June 16, 2011

Even Better the Second Time Around - Pass Labs XP-20 Pre-amp

This is my second time having the Pass Labs XP-20 pre-amp, Pass’ current top dog in its 2-model pre-amp line-up, for a listening in my system. The first time was 2 years ago, in my old room, with largely similar companion components in the system. You can read about it here.

Then, I was extremely impressed with the advancement made by the XP-20 over my own Pass Labs X2.5 pre-amp, now discontinued. The senior and newer model showed its predecessor a clean pair of heels. I was so tempted to acquire the XP-20 unit, but my brain got the better of my heart and I reluctantly returned it to the distributor. I did go back to enquire about the unit again a couple of weeks later, but some lucky soul was ahead of me and the XP-20 was gone.

The matter thus lay dormant in my memory… until recently. We at Hifi-Unlimited are sort of having a pre-amp ‘phase’ now, triggered by the revelatory performance from Ayre’s KX-R pre-amp a few months ago. We became interested to know how the current crop of top pre-amps fare, possibly with the latest component improvement. So Big E got hardworking scouring for pre-amps from a few marquees to listen to. In fact, even as I am writing now, a Jeff Rowland pre-amp is waiting in the wings for us to tell its story.

Anyway, let’s go back to the Pass Labs XP-20.

The Pass Labs XP-20 pre-amp is a 2-box affair, one box containing the circuitry and the other containing the power supply. The additional space afforded by the additional box allowed Pass Labs to design a more elaborate power supply and also to reduce its interference on the audio circuitry. The only downside I see in this is that you’d need additional rack space to accommodate an extra box.

In terms of inputs, it has 2 balanced and 3 single-ended pairs plus a tape loop. The fifth input can be used as a home theatre pass through with unity gain, which I found handy to hook my AVR to, since I drive my main speakers as the front left-right channels in my 6.1 AV setup. In terms of outputs, it has 1 balanced pair and 2 single-ended pairs, all can be used at the same time.

The operations of the remote control had been improved on. Now, you can press a button to directly select a function, rather than the previous generation’s approach where you had to scroll through the menu using arrow keys to choose what you want.
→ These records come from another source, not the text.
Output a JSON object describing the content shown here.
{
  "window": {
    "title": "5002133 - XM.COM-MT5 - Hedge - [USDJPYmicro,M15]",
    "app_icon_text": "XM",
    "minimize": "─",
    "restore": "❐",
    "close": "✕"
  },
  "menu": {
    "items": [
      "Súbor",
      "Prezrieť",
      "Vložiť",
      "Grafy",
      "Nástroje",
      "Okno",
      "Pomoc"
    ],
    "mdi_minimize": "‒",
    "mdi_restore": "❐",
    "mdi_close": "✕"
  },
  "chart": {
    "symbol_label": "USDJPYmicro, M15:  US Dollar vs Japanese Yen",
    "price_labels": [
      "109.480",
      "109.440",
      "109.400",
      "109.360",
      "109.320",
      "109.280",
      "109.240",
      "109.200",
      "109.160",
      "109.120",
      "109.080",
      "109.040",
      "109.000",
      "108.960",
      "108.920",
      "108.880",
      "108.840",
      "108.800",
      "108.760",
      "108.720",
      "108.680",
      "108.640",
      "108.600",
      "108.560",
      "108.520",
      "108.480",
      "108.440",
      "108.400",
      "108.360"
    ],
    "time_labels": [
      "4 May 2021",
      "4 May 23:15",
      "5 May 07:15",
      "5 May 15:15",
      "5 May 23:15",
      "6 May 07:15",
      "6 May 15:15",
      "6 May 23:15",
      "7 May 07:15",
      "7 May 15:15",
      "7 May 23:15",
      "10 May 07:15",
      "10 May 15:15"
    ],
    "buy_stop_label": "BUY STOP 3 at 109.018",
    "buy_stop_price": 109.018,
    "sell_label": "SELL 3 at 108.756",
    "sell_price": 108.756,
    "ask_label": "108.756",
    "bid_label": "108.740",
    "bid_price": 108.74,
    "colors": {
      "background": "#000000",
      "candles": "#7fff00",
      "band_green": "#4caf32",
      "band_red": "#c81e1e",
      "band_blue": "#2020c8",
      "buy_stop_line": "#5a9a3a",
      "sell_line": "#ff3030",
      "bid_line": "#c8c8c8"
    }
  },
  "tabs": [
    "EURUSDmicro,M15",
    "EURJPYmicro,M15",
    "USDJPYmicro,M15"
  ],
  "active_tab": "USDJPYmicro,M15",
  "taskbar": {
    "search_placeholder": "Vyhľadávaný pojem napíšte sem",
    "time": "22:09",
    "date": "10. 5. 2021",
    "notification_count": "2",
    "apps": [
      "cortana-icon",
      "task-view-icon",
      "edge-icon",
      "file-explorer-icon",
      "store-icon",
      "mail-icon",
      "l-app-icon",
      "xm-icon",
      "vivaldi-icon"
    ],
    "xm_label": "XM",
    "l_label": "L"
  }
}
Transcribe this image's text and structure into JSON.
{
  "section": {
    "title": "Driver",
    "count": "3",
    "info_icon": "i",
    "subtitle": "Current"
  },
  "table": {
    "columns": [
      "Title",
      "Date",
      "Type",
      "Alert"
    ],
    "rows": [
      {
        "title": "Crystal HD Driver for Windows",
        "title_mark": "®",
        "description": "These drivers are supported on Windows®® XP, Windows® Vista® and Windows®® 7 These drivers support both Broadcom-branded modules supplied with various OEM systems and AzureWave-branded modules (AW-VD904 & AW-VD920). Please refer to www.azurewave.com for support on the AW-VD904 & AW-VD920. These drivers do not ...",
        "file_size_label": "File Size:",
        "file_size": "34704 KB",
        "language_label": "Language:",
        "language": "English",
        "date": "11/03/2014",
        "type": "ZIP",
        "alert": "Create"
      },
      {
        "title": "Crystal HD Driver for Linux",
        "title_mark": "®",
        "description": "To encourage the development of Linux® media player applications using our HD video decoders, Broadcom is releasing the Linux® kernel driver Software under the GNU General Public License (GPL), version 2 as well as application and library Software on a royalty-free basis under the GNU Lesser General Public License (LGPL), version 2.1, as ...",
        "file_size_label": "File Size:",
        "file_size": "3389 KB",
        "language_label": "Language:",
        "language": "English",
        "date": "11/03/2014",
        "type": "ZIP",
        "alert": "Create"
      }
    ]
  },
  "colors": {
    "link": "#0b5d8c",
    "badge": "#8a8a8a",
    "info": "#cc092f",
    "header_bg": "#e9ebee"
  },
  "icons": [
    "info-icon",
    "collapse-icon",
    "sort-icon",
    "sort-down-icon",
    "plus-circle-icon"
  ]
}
All the qualities I heard in the XP-20 during the first encounter were still evident in this second helping. I’d go further to say that the XP-20 performed even better now in my system. Probably because of the bigger space and treatment of the new room, the system breathes better, allowing the quality of a component to come through easier.

The Pass Labs XP-20 sounded quieter than my Pass Labs X2.5, it also sounded more composed and calm, but, at the same time, had improved dynamic range and dynamic contrast. Music came through breathing and living, with greater excitement and more verve.

Focus was very good, image edges were clearer and it was done to a right degree, sounding natural to my ears as it avoided going overboard and became the clinical and etched type. With such good focus, the images had excellent separation, left to right, front to back.

The XP-20 conjured up a dense sonic picture, like it was made up of many more pixels. The pixels are finer too, giving the sound a smoothness that I rarely experienced and once experienced found very hard to live without.

The highs through the XP-20 was clean and transparent; the mid had good body; the bass, while solid, was the fist in velvet glove kind rather than the bare knuckle type. Overall, it has a very even balance without undue emphasis on any frequency spectrum.

Compared to the Ayre KX-R, in terms of tonal colour, both are essentially neutral but with a slight nudge in different directions. The KX-R had a tinge of golden hue and a dab of honey sweetness especially in the highs. Good recordings of female vocals tend to melt your heart. In contrast, the XP-20 was slightly more silver-ish, slightly more muscular sounding, and it emphasized the effort and energy in the singing which set one’s pulse racing just a tad more. Overall, the Ayre KX-R triumphed in the refinement department. Well, that’s what you’d expect to get paying more, I suppose.

I find that much as I love the Ayre KX-R, I love the Pass Labs XP-20 too. The KX-R’s pricing is prohibitive to me. The Pass Labs XP-20, though having a lower price tag than the KX-R, still lists for a 'financially challenging' RM31,200. But should a man let his love slip away a second time?

Should I?

Pass Labs is carried by Perfect Hi-Fi. Contact Andy at 03-5882 1693

1 comment:

mikelau.2 said...


Go for it man !